Covid One Year On: Nurse predicts long-term impact on children due to missed milestones
- Credit: Sirona Health & Care
A lead nurse from North Somerset’s community paediatrics team has praised her ‘phenomenal’ staff for continuing to support families throughout the pandemic.
Rosie Grenter, who has been a nurse for more than 20 years and worked in a number of different fields, said the coronavirus pandemic is the biggest challenge she has ever faced.
When the Government announced the first lockdown, the community paediatrics team - which supports children and young people with autism spectrum disorders, complex learning disorders and medical conditions and neuro disabilities - had to quickly adapt its services to continue providing vital support to families in North Somerset.
Rosie said: “Even after 20 years of nursing, I had a brief moment of ‘how do we deal with this?’ It was such a big learning curve, but the passion and dedication from the team has been phenomenal.
!It’s really made me appreciate my team, the organisation I work for and the importance of the work we do with children and families.
“We very quickly mobilised the team to use more digital platforms, using video conferencing.
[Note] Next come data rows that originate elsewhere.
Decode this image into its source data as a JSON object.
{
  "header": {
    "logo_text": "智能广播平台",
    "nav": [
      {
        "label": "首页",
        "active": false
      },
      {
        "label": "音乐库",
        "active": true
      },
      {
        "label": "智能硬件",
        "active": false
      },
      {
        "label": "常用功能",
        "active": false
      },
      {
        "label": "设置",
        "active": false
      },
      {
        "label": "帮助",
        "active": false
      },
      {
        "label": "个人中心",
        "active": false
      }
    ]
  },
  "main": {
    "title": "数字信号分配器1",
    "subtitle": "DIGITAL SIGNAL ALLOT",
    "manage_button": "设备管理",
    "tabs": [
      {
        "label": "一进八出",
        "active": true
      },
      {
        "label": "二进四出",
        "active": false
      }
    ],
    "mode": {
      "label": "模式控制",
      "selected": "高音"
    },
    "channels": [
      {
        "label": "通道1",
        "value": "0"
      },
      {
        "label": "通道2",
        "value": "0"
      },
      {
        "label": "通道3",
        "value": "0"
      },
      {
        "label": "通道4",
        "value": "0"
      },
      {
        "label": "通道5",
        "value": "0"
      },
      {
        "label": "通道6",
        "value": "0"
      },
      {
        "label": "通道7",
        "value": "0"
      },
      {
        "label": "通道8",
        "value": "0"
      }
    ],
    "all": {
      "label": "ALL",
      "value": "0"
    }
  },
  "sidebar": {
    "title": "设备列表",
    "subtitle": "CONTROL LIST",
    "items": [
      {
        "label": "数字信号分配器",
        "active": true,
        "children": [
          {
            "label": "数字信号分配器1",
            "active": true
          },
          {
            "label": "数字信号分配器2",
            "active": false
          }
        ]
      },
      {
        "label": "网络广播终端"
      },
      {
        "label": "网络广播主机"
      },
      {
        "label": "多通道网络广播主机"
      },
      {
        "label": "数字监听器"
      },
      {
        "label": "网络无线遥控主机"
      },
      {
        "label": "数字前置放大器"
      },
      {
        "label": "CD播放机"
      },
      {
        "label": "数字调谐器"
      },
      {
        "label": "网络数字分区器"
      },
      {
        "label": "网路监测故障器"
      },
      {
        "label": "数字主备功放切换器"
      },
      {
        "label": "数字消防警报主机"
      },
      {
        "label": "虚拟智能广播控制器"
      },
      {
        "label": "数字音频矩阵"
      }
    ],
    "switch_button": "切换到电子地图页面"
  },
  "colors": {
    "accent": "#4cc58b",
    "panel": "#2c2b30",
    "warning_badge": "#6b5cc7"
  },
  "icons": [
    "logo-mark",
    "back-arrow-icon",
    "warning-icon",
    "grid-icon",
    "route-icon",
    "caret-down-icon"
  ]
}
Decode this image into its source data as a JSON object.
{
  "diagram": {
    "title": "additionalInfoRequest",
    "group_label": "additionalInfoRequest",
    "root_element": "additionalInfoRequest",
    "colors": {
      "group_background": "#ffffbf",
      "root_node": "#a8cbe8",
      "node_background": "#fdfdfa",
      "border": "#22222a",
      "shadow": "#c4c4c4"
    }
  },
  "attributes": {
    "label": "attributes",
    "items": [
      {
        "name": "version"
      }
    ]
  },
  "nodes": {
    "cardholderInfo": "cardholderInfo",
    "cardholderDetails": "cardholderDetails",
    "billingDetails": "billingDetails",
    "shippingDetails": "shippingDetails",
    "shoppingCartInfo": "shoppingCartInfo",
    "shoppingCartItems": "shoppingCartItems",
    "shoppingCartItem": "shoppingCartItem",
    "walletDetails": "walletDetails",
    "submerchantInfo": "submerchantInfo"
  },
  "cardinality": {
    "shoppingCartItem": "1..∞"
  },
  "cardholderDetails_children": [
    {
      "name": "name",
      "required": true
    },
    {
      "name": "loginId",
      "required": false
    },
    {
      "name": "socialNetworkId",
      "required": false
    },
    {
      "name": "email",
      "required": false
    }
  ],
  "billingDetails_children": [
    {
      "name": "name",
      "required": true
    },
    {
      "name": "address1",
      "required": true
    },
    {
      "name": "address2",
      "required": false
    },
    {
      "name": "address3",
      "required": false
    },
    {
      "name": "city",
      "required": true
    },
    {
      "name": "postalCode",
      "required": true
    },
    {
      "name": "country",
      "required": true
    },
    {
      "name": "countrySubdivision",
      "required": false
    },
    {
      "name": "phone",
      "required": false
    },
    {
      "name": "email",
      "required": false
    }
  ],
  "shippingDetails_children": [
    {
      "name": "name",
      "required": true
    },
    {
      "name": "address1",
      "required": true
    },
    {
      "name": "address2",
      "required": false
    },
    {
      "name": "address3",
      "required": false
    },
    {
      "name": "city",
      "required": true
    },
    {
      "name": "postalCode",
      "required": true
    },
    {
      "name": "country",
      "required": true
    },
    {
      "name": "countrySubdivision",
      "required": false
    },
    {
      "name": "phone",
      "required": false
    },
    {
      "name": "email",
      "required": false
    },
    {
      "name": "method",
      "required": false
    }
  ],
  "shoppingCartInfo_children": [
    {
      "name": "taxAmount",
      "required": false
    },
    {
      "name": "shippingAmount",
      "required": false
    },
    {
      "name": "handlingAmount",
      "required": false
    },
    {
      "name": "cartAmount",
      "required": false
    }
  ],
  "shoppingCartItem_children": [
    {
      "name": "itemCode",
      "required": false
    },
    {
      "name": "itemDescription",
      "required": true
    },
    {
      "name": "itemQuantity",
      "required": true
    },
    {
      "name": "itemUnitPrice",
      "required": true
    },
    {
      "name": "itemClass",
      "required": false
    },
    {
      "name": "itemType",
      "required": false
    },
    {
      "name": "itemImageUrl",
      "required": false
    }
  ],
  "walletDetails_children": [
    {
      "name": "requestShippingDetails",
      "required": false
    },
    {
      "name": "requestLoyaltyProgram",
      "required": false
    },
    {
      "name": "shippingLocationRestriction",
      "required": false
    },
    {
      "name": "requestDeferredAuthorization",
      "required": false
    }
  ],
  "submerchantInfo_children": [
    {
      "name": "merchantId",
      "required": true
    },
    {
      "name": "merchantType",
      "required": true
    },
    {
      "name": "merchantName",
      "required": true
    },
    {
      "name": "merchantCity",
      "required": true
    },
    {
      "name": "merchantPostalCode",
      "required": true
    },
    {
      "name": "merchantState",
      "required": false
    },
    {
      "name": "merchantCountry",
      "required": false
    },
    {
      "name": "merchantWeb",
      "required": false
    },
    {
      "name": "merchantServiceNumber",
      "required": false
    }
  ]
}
Teams have been absolutely amazing and really risen to the challenge, as have the families we support.
“We didn’t stop. We carried on, we were here, coming in every day. We did a handful of face-to-face appointments to children really unwell and needed to be seen. We were working to ensure we delivered the best possible service.”
- 1 Weston Marine Lake outdoor swimming plans reach key milestone
- 2 Proposal to reduce traffic on rural roads withdrawn
- 3 Modern, versatile living in a historic manor house
- 4 Weston project promotes healthy eating for youngsters
- 5 The Playhouse announces reopening date this summer
- 6 Weston restaurants reopening outside on April 12
- 7 Husband and wife launch Cheddar Pizza House in lockdown
- 8 April 12 reopening: Weston shops preparing for spending spree
- 9 Backwell boy raises more than £1k for Dementia UK
- 10 Tropicana confirms re-opening plans with first outdoor event
The role of the paediatric service, which is run by Sirona care & health, involves prevention, identification, assessment, diagnosis, treatment and support for children and young people with a wide range of complex medical conditions.
Clinics are usually run from the Drove Road Child Development Centre in Weston, and The Barn in Clevedon, but the team quickly reverted to digital platforms to continue its work.
Rosie said: “Families were facing extra challenges. Many were working from home while trying to educate their children.
"The support networks ordinarily available to families - such as after school activities and clubs, and relatives - weren’t there to rely on.
“That’s been really hard for families and I think the social, emotional impact on how everyone has had to live has been really tough on a lot of families.”
In the summer, the team began restoring all its services, with more and more face-to-face appointments. Staff use PPE, lateral flow testing twice a week and robust cleaning regimes to protect staff and families.
Rosie added: “Families have been really grateful that we’ve still been delivering our services and it’s been phenomenal seeing children and young people again.
“I think moving forward services need to be Covid resilient. The use of digital platforms has been the biggest learning curve. It gives families more say in the care that’s delivered and how they access the service.”
Rosie was awarded the title of Queen’s Nurse status in July due to her commitment to improving care in the community. She now wants to provide more of a voice for children’s services in the sector.
She said: “The impact of Covid on children and young people has been lost. There has been a big focus on adults and the social and emotional impact Covid has had.
“There’s a longevity about it. We’re not necessarily going to see the full impact of that for some years to come – the impact of children missing key milestones like the first year of university and not being able to transition from primary to secondary school in the same way.
“It’s not likely to have physical impact, but as we move forward collectively as services together, I think we need to have more focus on that, and how we might need to commission and provide services moving forward.
“We are in a really good place to do that as we look at our children’s health offer in Sirona. We have got masses of opportunity to do really collaborative work.”